▶ **Task description**
Output the full listing below exactly as it reads, and skip anything that is a picture.

▶ **Given records**
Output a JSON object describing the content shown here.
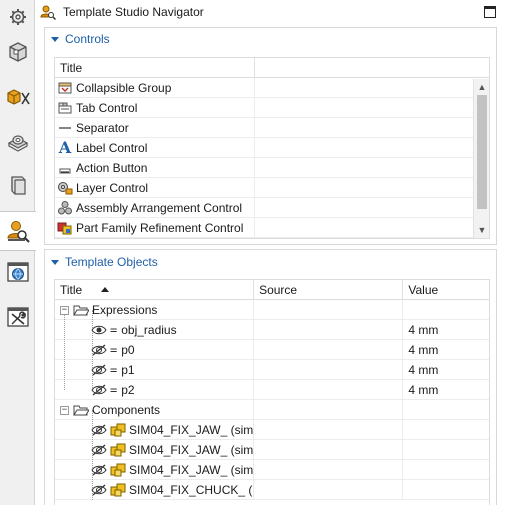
{
  "navigator": {
    "title": "Template Studio Navigator"
  },
  "controls_panel": {
    "header": "Controls",
    "columns": [
      "Title",
      ""
    ],
    "rows": [
      {
        "label": "Collapsible Group",
        "icon": "collapsible-group-icon"
      },
      {
        "label": "Tab Control",
        "icon": "tab-control-icon"
      },
      {
        "label": "Separator",
        "icon": "separator-icon"
      },
      {
        "label": "Label Control",
        "icon": "label-control-icon"
      },
      {
        "label": "Action Button",
        "icon": "action-button-icon"
      },
      {
        "label": "Layer Control",
        "icon": "layer-control-icon"
      },
      {
        "label": "Assembly Arrangement Control",
        "icon": "assembly-arrangement-icon"
      },
      {
        "label": "Part Family Refinement Control",
        "icon": "part-family-icon"
      }
    ],
    "scroll": {
      "up": "▲",
      "down": "▼"
    }
  },
  "objects_panel": {
    "header": "Template Objects",
    "columns": {
      "title": "Title",
      "source": "Source",
      "value": "Value"
    },
    "expressions": {
      "label": "Expressions",
      "expander": "−",
      "items": [
        {
          "name": "obj_radius",
          "value": "4 mm",
          "eq": "=",
          "visible": true
        },
        {
          "name": "p0",
          "value": "4 mm",
          "eq": "=",
          "visible": false
        },
        {
          "name": "p1",
          "value": "4 mm",
          "eq": "=",
          "visible": false
        },
        {
          "name": "p2",
          "value": "4 mm",
          "eq": "=",
          "visible": false
        }
      ]
    },
    "components": {
      "label": "Components",
      "expander": "−",
      "items": [
        {
          "name": "SIM04_FIX_JAW_ (sim..."
        },
        {
          "name": "SIM04_FIX_JAW_ (sim..."
        },
        {
          "name": "SIM04_FIX_JAW_ (sim..."
        },
        {
          "name": "SIM04_FIX_CHUCK_ (..."
        }
      ]
    }
  },
  "colors": {
    "accent": "#1f5fa8",
    "assembly_orange": "#e8a020"
  }
}
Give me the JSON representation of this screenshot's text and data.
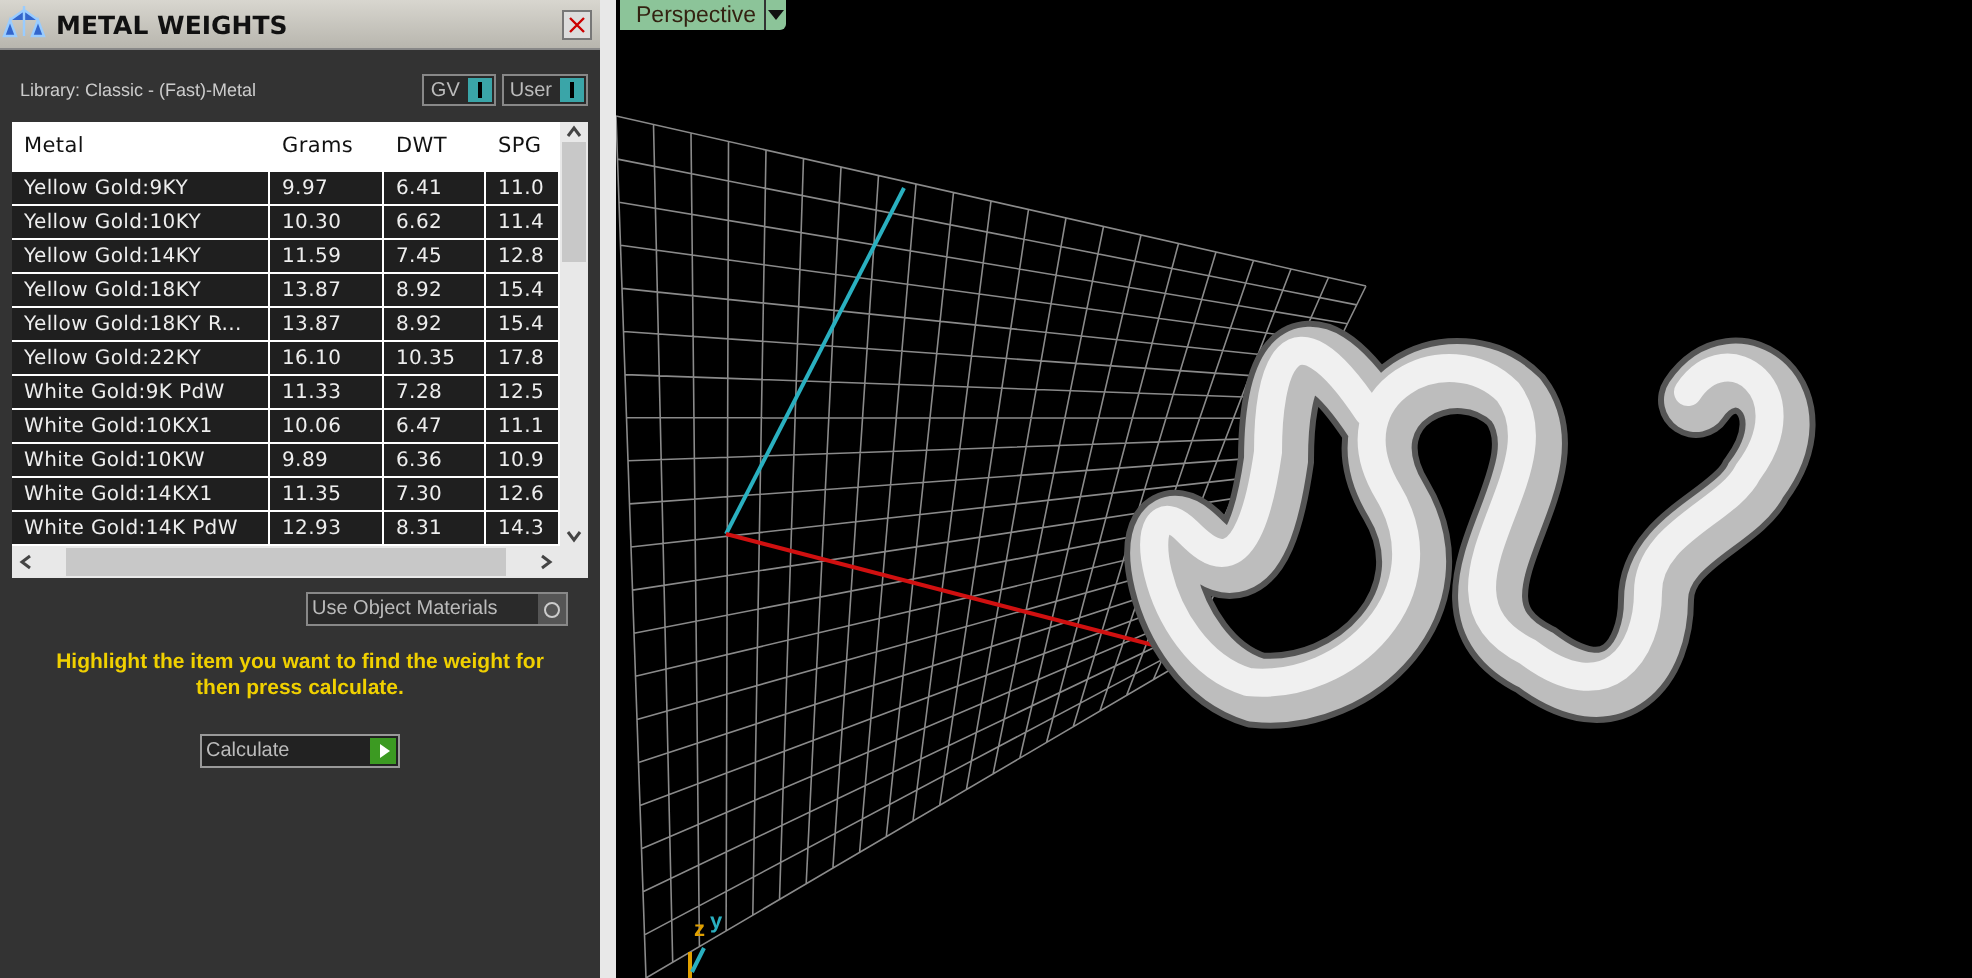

▶ **Written answer**
Output a JSON object describing the content shown here.
{
  "navigator": {
    "title": "Template Studio Navigator"
  },
  "controls_panel": {
    "header": "Controls",
    "columns": [
      "Title",
      ""
    ],
    "rows": [
      {
        "label": "Collapsible Group",
        "icon": "collapsible-group-icon"
      },
      {
        "label": "Tab Control",
        "icon": "tab-control-icon"
      },
      {
        "label": "Separator",
        "icon": "separator-icon"
      },
      {
        "label": "Label Control",
        "icon": "label-control-icon"
      },
      {
        "label": "Action Button",
        "icon": "action-button-icon"
      },
      {
        "label": "Layer Control",
        "icon": "layer-control-icon"
      },
      {
        "label": "Assembly Arrangement Control",
        "icon": "assembly-arrangement-icon"
      },
      {
        "label": "Part Family Refinement Control",
        "icon": "part-family-icon"
      }
    ],
    "scroll": {
      "up": "▲",
      "down": "▼"
    }
  },
  "objects_panel": {
    "header": "Template Objects",
    "columns": {
      "title": "Title",
      "source": "Source",
      "value": "Value"
    },
    "expressions": {
      "label": "Expressions",
      "expander": "−",
      "items": [
        {
          "name": "obj_radius",
          "value": "4 mm",
          "eq": "=",
          "visible": true
        },
        {
          "name": "p0",
          "value": "4 mm",
          "eq": "=",
          "visible": false
        },
        {
          "name": "p1",
          "value": "4 mm",
          "eq": "=",
          "visible": false
        },
        {
          "name": "p2",
          "value": "4 mm",
          "eq": "=",
          "visible": false
        }
      ]
    },
    "components": {
      "label": "Components",
      "expander": "−",
      "items": [
        {
          "name": "SIM04_FIX_JAW_ (sim..."
        },
        {
          "name": "SIM04_FIX_JAW_ (sim..."
        },
        {
          "name": "SIM04_FIX_JAW_ (sim..."
        },
        {
          "name": "SIM04_FIX_CHUCK_ (..."
        }
      ]
    }
  },
  "colors": {
    "accent": "#1f5fa8",
    "assembly_orange": "#e8a020"
  }
}
Give me the JSON representation of this screenshot's text and data.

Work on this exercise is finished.